• [RECORDS TO PROCESS]

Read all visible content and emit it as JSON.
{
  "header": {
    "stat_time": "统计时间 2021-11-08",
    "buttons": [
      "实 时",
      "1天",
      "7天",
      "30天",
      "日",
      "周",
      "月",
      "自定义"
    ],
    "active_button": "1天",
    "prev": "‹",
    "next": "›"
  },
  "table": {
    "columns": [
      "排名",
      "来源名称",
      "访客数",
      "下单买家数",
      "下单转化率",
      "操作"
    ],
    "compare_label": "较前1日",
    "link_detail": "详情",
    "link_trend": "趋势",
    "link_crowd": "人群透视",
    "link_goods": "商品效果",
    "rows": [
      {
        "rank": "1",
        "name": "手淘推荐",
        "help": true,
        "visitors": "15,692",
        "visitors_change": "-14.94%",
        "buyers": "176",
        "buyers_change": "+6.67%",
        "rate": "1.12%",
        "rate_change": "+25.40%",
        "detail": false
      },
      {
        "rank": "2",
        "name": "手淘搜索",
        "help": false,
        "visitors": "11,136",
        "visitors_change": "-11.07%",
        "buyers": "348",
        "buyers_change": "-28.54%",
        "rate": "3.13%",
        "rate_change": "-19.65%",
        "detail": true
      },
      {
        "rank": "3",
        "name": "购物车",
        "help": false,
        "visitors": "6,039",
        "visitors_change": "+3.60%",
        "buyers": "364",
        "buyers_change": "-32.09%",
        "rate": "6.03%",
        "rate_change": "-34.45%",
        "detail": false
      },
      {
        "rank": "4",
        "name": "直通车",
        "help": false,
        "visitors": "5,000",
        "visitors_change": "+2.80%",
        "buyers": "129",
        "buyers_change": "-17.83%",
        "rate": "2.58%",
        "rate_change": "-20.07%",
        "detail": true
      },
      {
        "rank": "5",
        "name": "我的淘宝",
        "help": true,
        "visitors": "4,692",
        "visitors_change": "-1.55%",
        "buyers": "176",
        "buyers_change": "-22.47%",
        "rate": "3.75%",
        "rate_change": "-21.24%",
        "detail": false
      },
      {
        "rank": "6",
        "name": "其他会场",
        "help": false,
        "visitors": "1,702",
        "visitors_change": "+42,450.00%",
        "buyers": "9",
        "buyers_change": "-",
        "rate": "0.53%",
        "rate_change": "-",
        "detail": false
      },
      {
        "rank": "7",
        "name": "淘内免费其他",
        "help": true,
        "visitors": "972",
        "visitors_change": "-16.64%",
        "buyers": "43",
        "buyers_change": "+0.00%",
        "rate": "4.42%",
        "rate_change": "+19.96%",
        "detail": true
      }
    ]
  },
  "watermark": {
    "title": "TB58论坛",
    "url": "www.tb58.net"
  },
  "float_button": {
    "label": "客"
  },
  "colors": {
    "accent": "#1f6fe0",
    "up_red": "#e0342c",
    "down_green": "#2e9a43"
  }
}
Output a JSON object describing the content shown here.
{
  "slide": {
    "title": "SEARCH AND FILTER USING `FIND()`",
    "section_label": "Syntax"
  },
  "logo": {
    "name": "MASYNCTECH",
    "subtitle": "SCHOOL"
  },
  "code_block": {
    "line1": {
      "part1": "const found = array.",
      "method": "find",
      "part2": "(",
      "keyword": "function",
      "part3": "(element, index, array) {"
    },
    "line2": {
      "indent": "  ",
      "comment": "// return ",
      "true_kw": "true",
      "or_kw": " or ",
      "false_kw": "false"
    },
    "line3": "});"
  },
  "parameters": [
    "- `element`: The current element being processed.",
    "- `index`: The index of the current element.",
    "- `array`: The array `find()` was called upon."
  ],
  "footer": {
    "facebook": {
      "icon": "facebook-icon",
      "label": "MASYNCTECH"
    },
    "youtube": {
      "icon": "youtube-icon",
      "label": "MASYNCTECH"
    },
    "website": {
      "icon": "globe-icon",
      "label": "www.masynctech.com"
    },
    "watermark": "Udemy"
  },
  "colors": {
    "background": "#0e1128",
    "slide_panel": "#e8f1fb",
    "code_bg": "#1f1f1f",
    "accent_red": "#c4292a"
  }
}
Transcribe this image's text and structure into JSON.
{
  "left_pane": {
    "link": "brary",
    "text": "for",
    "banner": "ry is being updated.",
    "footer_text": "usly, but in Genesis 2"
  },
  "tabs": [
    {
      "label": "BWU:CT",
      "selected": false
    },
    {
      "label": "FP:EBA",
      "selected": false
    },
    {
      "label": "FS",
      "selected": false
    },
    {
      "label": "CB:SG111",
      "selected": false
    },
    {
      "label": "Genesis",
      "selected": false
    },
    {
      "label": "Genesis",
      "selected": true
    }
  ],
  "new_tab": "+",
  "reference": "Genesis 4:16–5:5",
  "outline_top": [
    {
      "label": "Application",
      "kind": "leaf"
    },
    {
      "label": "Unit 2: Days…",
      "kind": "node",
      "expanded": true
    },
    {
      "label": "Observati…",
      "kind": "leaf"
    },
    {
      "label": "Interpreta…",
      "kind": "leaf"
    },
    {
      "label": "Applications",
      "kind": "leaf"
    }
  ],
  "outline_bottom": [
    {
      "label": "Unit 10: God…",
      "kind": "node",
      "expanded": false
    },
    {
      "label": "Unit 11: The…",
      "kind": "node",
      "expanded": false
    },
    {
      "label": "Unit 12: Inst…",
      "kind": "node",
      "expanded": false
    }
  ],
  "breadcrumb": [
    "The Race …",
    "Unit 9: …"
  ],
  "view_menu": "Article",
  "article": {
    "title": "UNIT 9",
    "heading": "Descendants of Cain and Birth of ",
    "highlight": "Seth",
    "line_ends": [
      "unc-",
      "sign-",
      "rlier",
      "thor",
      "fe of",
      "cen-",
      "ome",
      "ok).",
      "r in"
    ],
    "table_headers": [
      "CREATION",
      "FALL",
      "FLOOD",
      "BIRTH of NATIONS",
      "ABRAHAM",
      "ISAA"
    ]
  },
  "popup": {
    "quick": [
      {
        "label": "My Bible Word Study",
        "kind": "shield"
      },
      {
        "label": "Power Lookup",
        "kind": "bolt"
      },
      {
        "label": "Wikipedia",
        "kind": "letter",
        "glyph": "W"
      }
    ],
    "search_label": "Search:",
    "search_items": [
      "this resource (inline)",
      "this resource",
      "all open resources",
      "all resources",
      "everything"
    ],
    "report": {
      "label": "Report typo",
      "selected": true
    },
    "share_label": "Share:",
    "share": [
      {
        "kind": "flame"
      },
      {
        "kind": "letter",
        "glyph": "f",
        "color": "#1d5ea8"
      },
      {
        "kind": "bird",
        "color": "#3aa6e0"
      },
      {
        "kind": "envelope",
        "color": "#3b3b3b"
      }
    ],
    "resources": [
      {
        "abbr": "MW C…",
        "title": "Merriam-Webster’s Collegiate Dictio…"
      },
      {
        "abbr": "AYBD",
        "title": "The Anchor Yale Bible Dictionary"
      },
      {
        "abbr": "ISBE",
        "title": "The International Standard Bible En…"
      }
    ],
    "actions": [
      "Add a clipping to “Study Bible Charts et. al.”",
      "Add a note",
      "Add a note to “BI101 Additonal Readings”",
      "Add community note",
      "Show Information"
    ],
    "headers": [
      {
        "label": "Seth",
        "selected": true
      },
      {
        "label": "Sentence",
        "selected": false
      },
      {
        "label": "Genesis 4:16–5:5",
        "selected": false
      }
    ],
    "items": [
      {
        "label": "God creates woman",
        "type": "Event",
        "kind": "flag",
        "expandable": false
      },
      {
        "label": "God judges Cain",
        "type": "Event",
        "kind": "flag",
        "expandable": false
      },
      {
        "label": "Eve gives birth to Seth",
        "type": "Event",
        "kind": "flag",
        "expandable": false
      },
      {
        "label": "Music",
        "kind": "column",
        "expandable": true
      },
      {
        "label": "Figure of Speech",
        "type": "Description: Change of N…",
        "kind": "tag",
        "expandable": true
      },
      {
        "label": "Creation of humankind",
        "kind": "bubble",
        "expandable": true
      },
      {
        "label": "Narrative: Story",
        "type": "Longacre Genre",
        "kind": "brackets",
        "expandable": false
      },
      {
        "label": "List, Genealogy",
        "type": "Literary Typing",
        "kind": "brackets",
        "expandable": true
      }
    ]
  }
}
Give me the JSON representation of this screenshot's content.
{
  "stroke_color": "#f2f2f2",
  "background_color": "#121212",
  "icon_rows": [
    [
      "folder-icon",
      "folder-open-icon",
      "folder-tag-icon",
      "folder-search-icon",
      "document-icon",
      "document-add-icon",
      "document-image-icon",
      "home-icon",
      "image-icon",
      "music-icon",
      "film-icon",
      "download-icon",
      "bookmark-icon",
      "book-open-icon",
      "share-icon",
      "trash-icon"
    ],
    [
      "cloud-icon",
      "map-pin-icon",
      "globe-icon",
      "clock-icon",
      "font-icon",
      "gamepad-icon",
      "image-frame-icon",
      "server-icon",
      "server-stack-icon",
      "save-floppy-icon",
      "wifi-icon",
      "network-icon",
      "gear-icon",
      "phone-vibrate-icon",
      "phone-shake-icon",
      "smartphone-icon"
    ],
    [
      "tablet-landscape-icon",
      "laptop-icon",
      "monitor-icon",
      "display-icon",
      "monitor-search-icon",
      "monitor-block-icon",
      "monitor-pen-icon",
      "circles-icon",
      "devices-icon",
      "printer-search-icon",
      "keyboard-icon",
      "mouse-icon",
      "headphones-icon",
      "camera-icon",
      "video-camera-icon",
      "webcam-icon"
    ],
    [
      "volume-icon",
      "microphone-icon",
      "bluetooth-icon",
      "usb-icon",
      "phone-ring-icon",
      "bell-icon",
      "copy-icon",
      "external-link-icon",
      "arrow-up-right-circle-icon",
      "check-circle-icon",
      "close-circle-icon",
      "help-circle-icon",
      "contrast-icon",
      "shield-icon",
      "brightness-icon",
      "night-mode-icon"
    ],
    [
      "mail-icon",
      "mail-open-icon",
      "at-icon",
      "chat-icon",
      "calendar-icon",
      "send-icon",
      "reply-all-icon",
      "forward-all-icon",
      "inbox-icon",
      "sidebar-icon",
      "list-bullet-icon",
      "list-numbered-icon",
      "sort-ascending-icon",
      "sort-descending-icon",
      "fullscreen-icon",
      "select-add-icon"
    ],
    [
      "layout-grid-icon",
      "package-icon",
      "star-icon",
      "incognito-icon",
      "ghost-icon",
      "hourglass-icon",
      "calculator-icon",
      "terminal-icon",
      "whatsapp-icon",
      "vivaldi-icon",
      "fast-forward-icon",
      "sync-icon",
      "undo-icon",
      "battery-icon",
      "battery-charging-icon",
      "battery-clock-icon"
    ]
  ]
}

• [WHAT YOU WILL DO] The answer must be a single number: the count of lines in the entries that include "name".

• [ANSWER AREA] 8